Ambulatory Care Service Excellence manager Maggie Thompson was
expecting twins and was a 2003 patient of Roger Newman, M.D., a
Maternal Fetal Medicine specialist and vice chairman for academic
affairs and Women’s Services Research, OB-GYN. She had experienced a
good pregnancy until she unexpectedly went into pre-term labor at 25
weeks. What was puzzling was Thompson had not presented with any of the
classic symptoms of labor. However, the Maternal Fetal Medicine staff
had trained her to be alert and sensitive to any small changes and she
had noticed that her stomach felt hard to the touch at times. She
presented her symptoms to Eugene Chang, M.D., medical director of MUSC
Labor and Delivery, who instructed her to come to the hospital
immediately. Within an hour, Thompson was admitted and in full labor.
“I was fortunate to have a remarkable team of physicians, residents and

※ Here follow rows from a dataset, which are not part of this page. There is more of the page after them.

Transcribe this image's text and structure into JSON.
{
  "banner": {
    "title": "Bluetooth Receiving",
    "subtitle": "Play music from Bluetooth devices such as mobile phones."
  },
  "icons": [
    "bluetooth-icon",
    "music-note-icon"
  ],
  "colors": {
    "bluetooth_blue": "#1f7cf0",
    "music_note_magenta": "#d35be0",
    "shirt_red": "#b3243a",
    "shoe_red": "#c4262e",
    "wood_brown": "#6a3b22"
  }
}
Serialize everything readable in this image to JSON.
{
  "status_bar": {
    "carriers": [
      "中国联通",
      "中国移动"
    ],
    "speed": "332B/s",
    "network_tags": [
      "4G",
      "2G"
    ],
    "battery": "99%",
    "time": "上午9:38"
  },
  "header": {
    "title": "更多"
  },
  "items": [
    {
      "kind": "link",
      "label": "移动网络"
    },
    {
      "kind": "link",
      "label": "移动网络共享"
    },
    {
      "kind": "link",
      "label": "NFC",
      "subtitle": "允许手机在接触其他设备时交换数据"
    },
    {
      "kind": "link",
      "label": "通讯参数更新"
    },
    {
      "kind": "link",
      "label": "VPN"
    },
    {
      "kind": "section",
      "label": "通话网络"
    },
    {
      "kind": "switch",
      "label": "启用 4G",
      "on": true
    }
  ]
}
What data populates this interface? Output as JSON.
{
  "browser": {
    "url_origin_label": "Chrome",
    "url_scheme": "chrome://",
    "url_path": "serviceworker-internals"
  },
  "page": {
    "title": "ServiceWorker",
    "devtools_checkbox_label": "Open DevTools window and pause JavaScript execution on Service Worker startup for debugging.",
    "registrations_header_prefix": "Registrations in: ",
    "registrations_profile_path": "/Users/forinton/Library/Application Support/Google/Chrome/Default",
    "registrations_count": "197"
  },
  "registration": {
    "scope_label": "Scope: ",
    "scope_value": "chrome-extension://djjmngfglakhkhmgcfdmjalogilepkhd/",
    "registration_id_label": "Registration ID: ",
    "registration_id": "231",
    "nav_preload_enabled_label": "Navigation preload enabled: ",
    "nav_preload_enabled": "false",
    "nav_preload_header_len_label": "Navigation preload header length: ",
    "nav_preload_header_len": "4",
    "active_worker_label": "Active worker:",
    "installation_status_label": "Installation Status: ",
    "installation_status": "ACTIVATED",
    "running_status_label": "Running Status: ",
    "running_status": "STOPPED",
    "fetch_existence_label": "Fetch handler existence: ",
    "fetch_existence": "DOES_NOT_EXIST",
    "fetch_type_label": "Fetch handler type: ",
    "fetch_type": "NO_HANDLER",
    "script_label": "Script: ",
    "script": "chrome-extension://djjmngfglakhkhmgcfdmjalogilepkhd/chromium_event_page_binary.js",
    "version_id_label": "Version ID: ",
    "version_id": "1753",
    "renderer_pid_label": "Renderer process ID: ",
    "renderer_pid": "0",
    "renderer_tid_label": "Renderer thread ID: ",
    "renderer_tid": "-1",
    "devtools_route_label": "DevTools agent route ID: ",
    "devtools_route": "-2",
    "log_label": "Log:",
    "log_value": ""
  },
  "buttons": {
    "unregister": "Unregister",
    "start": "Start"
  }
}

staff who were able to stop my labor in time,” said Thompson. “Having a
team of skilled specialists available during my pregnancy and delivery
was the most important priority for me and ultimately helped save my
children’s lives.” She remained in the Antepartum unit for another
eight weeks until she gave birth at 33.5 weeks to twins, Sam and Ellie.
At first, the twins struggled and were placed on ventilators and rushed
to the NNICU. Today, both are healthy at age 4.
The best place to be
UMA coder Erin Britz also has experienced great success delivering her
son and daughter at MUSC. Britz remembers her first delivery with her
son. She experienced some complications, which resulted in the medical
expertise of others.
“My baby was breech, so I came in to have him turned from breech to
head down,” said Britz. “But during the procedure, my son’s heart rate
dropped to around 60, so I was rushed to the operating room for an
“The staff was great and very professional,” Britz continued. “My
nurse, Myrtle Edwards, stayed with me from the time I was admitted to
when I left the recovery room. She made me feel very comfortable
knowing that she was there if I needed anything. My obstetrician, Dr.
Soper [David], also made sure I had everything that I needed. I wasn’t
able to see my baby immediately after he was born, so Dr. Soper made
sure that the nurse brought my son to me. I felt very comfortable
knowing that if something were to go wrong during my delivery that I
was in the best place.”
Other support includes a lactation consultation service team who make
sure to connect with new moms soon after delivery. This is especially
important for NNICU newborns as data continues to report better
outcomes for a neonate if the mother can pump and feed breast milk to
the child within six hours after delivery, said Browning.
“As Perinatal Services and MUSC continues to grow, there will always be
an opportunity and chance for us to reach out and look further at
women’s health needs in general and expand on them,” Browning said
To schedule an appointment, call 792-1212.
Perinatal Service Line medical director
Jill Mauldin, M.D.
Perinatal Service Line nursing director
Debbie Browning, R.N.
Labor & Delivery medical director
Eugene Chang, M.D.
NNICU medical director
Fran Koch, M.D.
Children’s Hospital Administrator
Lactation Consultation Service
Jean Rhodes, R.N., Ph.D.; Jeanne Barreira, R.N.; Barbara Haase, R.N.; Pamela Murphy, R.N.;
and Jill Burns, R.N.
Friday, Jan. 16, 2009